Only a million people have received the first dose of the Pfizer vaccine since February, out of Japan’s population of 126 million, and the more vulnerable elderly do not even start getting their shots until next week.
New infections have spiked ahead of the Olympics, which are set to start in July. Tokyo saw 545 new cases on Thursday and its governor said she would ask the central government to impose emergency measures in the capital region.
A Kyodo news agency report, citing government officials said Japan has begun looking into the possibility of ensuring its Olympic and Paralympic athletes are all vaccinated by the end of June.
While the government has said it will push ahead with the Olympics as planned from July 23, a vast majority of Japanese want the Games to be cancelled or postponed again.
The outrage on social media continued despite Chief Cabinet Secretary Katsunobu Kato denying the report and saying that the government was not looking to give priority to athletes.
Others noted that Japan’s original plan gives priority to medical workers, the elderly, and those with chronic conditions, with ordinary citizens unlikely to get theirs before the summer.
A number of test events for some sports have recently been cancelled or postponed due to concerns about the pandemic, and on Tuesday leading business executive Hiroshi Mikitani wrote on Twitter that holding the Games was “risky”.
Even so, much of corporate Japan is still mobilized behind the Olympics.
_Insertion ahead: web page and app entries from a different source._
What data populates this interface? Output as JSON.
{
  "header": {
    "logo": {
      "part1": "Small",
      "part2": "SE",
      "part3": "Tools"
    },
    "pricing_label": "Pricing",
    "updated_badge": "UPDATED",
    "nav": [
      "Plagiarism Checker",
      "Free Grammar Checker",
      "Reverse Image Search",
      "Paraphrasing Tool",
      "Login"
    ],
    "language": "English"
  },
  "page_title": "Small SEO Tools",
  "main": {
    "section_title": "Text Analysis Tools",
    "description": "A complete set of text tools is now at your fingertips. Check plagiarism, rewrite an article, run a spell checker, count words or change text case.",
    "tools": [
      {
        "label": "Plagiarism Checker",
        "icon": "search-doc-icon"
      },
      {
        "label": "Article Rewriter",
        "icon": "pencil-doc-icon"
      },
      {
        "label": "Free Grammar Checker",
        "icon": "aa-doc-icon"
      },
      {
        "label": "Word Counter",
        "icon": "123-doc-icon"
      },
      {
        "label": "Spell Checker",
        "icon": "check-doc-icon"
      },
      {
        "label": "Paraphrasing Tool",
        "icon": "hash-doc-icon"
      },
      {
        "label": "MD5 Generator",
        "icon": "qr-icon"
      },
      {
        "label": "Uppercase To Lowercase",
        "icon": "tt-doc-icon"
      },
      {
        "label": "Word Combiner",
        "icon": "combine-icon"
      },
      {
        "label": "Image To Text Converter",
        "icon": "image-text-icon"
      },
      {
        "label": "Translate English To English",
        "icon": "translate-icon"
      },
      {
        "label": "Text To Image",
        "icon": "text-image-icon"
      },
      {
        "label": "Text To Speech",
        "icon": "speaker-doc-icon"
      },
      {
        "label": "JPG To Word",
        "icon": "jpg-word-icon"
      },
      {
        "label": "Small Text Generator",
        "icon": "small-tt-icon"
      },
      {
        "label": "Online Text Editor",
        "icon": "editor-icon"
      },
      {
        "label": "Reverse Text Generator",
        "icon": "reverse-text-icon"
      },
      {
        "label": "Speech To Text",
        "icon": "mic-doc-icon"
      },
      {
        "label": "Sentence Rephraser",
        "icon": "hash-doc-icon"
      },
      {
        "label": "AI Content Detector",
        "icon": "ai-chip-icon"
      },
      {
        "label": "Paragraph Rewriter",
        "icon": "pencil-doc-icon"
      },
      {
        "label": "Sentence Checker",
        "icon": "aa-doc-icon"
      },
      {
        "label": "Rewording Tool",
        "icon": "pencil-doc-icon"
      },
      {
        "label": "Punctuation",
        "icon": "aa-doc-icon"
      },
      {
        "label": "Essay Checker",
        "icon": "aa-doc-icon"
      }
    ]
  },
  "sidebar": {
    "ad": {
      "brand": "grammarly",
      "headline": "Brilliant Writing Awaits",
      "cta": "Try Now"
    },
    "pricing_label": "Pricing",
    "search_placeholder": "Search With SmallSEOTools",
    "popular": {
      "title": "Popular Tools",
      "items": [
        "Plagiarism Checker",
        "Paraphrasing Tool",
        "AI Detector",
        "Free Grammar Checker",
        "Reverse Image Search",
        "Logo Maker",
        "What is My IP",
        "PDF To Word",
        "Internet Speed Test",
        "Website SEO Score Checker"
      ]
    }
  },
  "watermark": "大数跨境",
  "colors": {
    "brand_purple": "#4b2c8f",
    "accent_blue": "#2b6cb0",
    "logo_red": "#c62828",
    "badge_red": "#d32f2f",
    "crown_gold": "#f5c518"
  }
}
Atsushi Katsuki, the CEO of Asahi Group, said he stood by holding the Games and that the leading beer maker had benefited from being a sponsor.